(Stored entries)
[Start of Attachment]

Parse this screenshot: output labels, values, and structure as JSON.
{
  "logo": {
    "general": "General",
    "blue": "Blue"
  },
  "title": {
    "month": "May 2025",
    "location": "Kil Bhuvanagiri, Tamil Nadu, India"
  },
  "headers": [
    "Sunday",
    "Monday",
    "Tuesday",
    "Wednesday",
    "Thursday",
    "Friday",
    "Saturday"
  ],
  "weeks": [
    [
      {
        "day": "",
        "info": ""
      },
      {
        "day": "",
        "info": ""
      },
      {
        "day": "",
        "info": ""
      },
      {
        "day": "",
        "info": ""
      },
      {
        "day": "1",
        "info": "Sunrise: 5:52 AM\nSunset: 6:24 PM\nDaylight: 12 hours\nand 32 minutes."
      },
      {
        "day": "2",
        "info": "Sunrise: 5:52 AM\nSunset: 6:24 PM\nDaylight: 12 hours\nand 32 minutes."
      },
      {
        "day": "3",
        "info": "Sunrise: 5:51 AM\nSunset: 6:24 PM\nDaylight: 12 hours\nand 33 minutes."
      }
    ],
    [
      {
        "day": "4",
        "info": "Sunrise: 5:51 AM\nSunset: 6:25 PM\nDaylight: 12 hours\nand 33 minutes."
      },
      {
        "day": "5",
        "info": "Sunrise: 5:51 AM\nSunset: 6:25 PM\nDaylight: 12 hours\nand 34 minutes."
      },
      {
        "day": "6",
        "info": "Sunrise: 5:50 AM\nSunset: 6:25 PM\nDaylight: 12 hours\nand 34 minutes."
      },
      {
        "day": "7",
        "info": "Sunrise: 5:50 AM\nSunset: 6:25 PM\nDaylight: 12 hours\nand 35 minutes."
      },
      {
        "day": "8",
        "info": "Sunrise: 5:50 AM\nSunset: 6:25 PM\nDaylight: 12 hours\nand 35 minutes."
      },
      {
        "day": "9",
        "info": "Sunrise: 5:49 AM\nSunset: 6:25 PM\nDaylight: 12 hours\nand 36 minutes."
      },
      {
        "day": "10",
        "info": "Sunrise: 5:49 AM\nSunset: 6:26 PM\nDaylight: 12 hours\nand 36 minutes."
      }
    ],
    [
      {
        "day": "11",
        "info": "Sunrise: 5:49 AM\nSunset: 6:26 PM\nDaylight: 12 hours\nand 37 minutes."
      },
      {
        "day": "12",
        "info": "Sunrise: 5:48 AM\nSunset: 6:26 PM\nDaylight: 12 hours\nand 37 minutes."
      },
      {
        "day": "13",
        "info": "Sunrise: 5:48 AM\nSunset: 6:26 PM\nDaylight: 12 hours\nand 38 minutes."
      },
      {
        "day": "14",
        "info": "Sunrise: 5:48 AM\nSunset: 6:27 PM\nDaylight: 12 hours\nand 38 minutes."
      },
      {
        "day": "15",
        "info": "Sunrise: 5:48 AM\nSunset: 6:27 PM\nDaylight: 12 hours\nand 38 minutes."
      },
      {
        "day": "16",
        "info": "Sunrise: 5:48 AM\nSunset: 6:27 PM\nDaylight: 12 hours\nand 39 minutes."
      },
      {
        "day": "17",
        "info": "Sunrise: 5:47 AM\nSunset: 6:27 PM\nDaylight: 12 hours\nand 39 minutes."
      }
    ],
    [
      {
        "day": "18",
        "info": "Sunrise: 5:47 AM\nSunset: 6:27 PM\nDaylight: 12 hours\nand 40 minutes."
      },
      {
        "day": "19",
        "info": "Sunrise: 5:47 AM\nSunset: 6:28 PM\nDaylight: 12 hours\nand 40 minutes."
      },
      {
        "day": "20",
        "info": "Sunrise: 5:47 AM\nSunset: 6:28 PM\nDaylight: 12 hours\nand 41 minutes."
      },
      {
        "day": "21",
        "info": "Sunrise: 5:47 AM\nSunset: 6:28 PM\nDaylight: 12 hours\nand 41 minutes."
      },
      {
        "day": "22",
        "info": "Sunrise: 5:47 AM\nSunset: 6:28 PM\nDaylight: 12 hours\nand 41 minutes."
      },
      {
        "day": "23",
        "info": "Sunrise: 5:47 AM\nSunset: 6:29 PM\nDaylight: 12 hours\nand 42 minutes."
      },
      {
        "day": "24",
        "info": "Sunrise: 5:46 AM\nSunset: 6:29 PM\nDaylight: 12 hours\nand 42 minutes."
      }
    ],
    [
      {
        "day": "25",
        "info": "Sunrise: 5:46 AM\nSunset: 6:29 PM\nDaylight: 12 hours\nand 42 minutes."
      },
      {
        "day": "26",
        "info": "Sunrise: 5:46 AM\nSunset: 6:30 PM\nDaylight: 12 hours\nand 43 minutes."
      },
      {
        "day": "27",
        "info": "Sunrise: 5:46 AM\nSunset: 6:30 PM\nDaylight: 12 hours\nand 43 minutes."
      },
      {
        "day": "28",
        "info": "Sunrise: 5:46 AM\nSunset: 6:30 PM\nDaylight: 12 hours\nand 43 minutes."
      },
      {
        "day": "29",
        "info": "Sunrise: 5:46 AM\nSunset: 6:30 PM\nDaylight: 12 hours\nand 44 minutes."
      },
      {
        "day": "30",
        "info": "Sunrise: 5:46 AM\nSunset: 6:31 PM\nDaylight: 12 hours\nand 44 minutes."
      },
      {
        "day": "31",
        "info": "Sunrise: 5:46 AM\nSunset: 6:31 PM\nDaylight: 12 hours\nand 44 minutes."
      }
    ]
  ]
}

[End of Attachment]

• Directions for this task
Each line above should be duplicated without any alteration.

• Answer
Parse this screenshot: output labels, values, and structure as JSON.
{
  "logo": {
    "general": "General",
    "blue": "Blue"
  },
  "title": {
    "month": "May 2025",
    "location": "Kil Bhuvanagiri, Tamil Nadu, India"
  },
  "headers": [
    "Sunday",
    "Monday",
    "Tuesday",
    "Wednesday",
    "Thursday",
    "Friday",
    "Saturday"
  ],
  "weeks": [
    [
      {
        "day": "",
        "info": ""
      },
      {
        "day": "",
        "info": ""
      },
      {
        "day": "",
        "info": ""
      },
      {
        "day": "",
        "info": ""
      },
      {
        "day": "1",
        "info": "Sunrise: 5:52 AM\nSunset: 6:24 PM\nDaylight: 12 hours\nand 32 minutes."
      },
      {
        "day": "2",
        "info": "Sunrise: 5:52 AM\nSunset: 6:24 PM\nDaylight: 12 hours\nand 32 minutes."
      },
      {
        "day": "3",
        "info": "Sunrise: 5:51 AM\nSunset: 6:24 PM\nDaylight: 12 hours\nand 33 minutes."
      }
    ],
    [
      {
        "day": "4",
        "info": "Sunrise: 5:51 AM\nSunset: 6:25 PM\nDaylight: 12 hours\nand 33 minutes."
      },
      {
        "day": "5",
        "info": "Sunrise: 5:51 AM\nSunset: 6:25 PM\nDaylight: 12 hours\nand 34 minutes."
      },
      {
        "day": "6",
        "info": "Sunrise: 5:50 AM\nSunset: 6:25 PM\nDaylight: 12 hours\nand 34 minutes."
      },
      {
        "day": "7",
        "info": "Sunrise: 5:50 AM\nSunset: 6:25 PM\nDaylight: 12 hours\nand 35 minutes."
      },
      {
        "day": "8",
        "info": "Sunrise: 5:50 AM\nSunset: 6:25 PM\nDaylight: 12 hours\nand 35 minutes."
      },
      {
        "day": "9",
        "info": "Sunrise: 5:49 AM\nSunset: 6:25 PM\nDaylight: 12 hours\nand 36 minutes."
      },
      {
        "day": "10",
        "info": "Sunrise: 5:49 AM\nSunset: 6:26 PM\nDaylight: 12 hours\nand 36 minutes."
      }
    ],
    [
      {
        "day": "11",
        "info": "Sunrise: 5:49 AM\nSunset: 6:26 PM\nDaylight: 12 hours\nand 37 minutes."
      },
      {
        "day": "12",
        "info": "Sunrise: 5:48 AM\nSunset: 6:26 PM\nDaylight: 12 hours\nand 37 minutes."
      },
      {
        "day": "13",
        "info": "Sunrise: 5:48 AM\nSunset: 6:26 PM\nDaylight: 12 hours\nand 38 minutes."
      },
      {
        "day": "14",
        "info": "Sunrise: 5:48 AM\nSunset: 6:27 PM\nDaylight: 12 hours\nand 38 minutes."
      },
      {
        "day": "15",
        "info": "Sunrise: 5:48 AM\nSunset: 6:27 PM\nDaylight: 12 hours\nand 38 minutes."
      },
      {
        "day": "16",
        "info": "Sunrise: 5:48 AM\nSunset: 6:27 PM\nDaylight: 12 hours\nand 39 minutes."
      },
      {
        "day": "17",
        "info": "Sunrise: 5:47 AM\nSunset: 6:27 PM\nDaylight: 12 hours\nand 39 minutes."
      }
    ],
    [
      {
        "day": "18",
        "info": "Sunrise: 5:47 AM\nSunset: 6:27 PM\nDaylight: 12 hours\nand 40 minutes."
      },
      {
        "day": "19",
        "info": "Sunrise: 5:47 AM\nSunset: 6:28 PM\nDaylight: 12 hours\nand 40 minutes."
      },
      {
        "day": "20",
        "info": "Sunrise: 5:47 AM\nSunset: 6:28 PM\nDaylight: 12 hours\nand 41 minutes."
      },
      {
        "day": "21",
        "info": "Sunrise: 5:47 AM\nSunset: 6:28 PM\nDaylight: 12 hours\nand 41 minutes."
      },
      {
        "day": "22",
        "info": "Sunrise: 5:47 AM\nSunset: 6:28 PM\nDaylight: 12 hours\nand 41 minutes."
      },
      {
        "day": "23",
        "info": "Sunrise: 5:47 AM\nSunset: 6:29 PM\nDaylight: 12 hours\nand 42 minutes."
      },
      {
        "day": "24",
        "info": "Sunrise: 5:46 AM\nSunset: 6:29 PM\nDaylight: 12 hours\nand 42 minutes."
      }
    ],
    [
      {
        "day": "25",
        "info": "Sunrise: 5:46 AM\nSunset: 6:29 PM\nDaylight: 12 hours\nand 42 minutes."
      },
      {
        "day": "26",
        "info": "Sunrise: 5:46 AM\nSunset: 6:30 PM\nDaylight: 12 hours\nand 43 minutes."
      },
      {
        "day": "27",
        "info": "Sunrise: 5:46 AM\nSunset: 6:30 PM\nDaylight: 12 hours\nand 43 minutes."
      },
      {
        "day": "28",
        "info": "Sunrise: 5:46 AM\nSunset: 6:30 PM\nDaylight: 12 hours\nand 43 minutes."
      },
      {
        "day": "29",
        "info": "Sunrise: 5:46 AM\nSunset: 6:30 PM\nDaylight: 12 hours\nand 44 minutes."
      },
      {
        "day": "30",
        "info": "Sunrise: 5:46 AM\nSunset: 6:31 PM\nDaylight: 12 hours\nand 44 minutes."
      },
      {
        "day": "31",
        "info": "Sunrise: 5:46 AM\nSunset: 6:31 PM\nDaylight: 12 hours\nand 44 minutes."
      }
    ]
  ]
}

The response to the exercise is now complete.